_EXERCISE AIM:_
Quote the entries that follow exactly, leaving none out.

* * * * * * * * *

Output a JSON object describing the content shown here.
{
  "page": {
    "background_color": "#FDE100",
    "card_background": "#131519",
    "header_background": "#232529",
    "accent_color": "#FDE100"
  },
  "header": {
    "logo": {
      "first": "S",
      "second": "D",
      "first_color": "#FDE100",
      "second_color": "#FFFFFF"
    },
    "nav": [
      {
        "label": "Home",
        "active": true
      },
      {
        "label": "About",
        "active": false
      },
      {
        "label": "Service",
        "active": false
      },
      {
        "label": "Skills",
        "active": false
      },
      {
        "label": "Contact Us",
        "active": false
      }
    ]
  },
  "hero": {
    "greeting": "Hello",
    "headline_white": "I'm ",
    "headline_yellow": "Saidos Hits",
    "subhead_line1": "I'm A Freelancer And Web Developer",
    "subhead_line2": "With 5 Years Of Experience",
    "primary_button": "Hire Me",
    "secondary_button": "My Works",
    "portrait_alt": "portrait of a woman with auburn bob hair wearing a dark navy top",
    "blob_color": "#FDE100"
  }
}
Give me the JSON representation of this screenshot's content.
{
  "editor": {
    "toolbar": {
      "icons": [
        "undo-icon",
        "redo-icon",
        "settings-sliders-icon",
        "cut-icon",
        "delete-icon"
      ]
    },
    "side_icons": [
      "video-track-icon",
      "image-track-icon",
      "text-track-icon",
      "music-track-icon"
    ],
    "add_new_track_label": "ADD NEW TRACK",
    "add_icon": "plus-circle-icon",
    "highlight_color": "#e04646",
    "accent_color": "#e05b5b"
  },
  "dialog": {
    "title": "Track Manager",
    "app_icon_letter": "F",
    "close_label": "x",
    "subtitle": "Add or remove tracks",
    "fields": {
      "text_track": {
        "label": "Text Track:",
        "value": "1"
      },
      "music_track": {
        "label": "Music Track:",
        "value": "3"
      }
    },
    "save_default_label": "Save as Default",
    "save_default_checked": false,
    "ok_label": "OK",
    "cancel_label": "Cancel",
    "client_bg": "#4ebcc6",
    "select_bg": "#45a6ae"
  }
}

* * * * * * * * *

_RESULT OF THIS EXERCISE:_
Output a JSON object describing the content shown here.
{
  "page": {
    "background_color": "#FDE100",
    "card_background": "#131519",
    "header_background": "#232529",
    "accent_color": "#FDE100"
  },
  "header": {
    "logo": {
      "first": "S",
      "second": "D",
      "first_color": "#FDE100",
      "second_color": "#FFFFFF"
    },
    "nav": [
      {
        "label": "Home",
        "active": true
      },
      {
        "label": "About",
        "active": false
      },
      {
        "label": "Service",
        "active": false
      },
      {
        "label": "Skills",
        "active": false
      },
      {
        "label": "Contact Us",
        "active": false
      }
    ]
  },
  "hero": {
    "greeting": "Hello",
    "headline_white": "I'm ",
    "headline_yellow": "Saidos Hits",
    "subhead_line1": "I'm A Freelancer And Web Developer",
    "subhead_line2": "With 5 Years Of Experience",
    "primary_button": "Hire Me",
    "secondary_button": "My Works",
    "portrait_alt": "portrait of a woman with auburn bob hair wearing a dark navy top",
    "blob_color": "#FDE100"
  }
}
Give me the JSON representation of this screenshot's content.
{
  "editor": {
    "toolbar": {
      "icons": [
        "undo-icon",
        "redo-icon",
        "settings-sliders-icon",
        "cut-icon",
        "delete-icon"
      ]
    },
    "side_icons": [
      "video-track-icon",
      "image-track-icon",
      "text-track-icon",
      "music-track-icon"
    ],
    "add_new_track_label": "ADD NEW TRACK",
    "add_icon": "plus-circle-icon",
    "highlight_color": "#e04646",
    "accent_color": "#e05b5b"
  },
  "dialog": {
    "title": "Track Manager",
    "app_icon_letter": "F",
    "close_label": "x",
    "subtitle": "Add or remove tracks",
    "fields": {
      "text_track": {
        "label": "Text Track:",
        "value": "1"
      },
      "music_track": {
        "label": "Music Track:",
        "value": "3"
      }
    },
    "save_default_label": "Save as Default",
    "save_default_checked": false,
    "ok_label": "OK",
    "cancel_label": "Cancel",
    "client_bg": "#4ebcc6",
    "select_bg": "#45a6ae"
  }
}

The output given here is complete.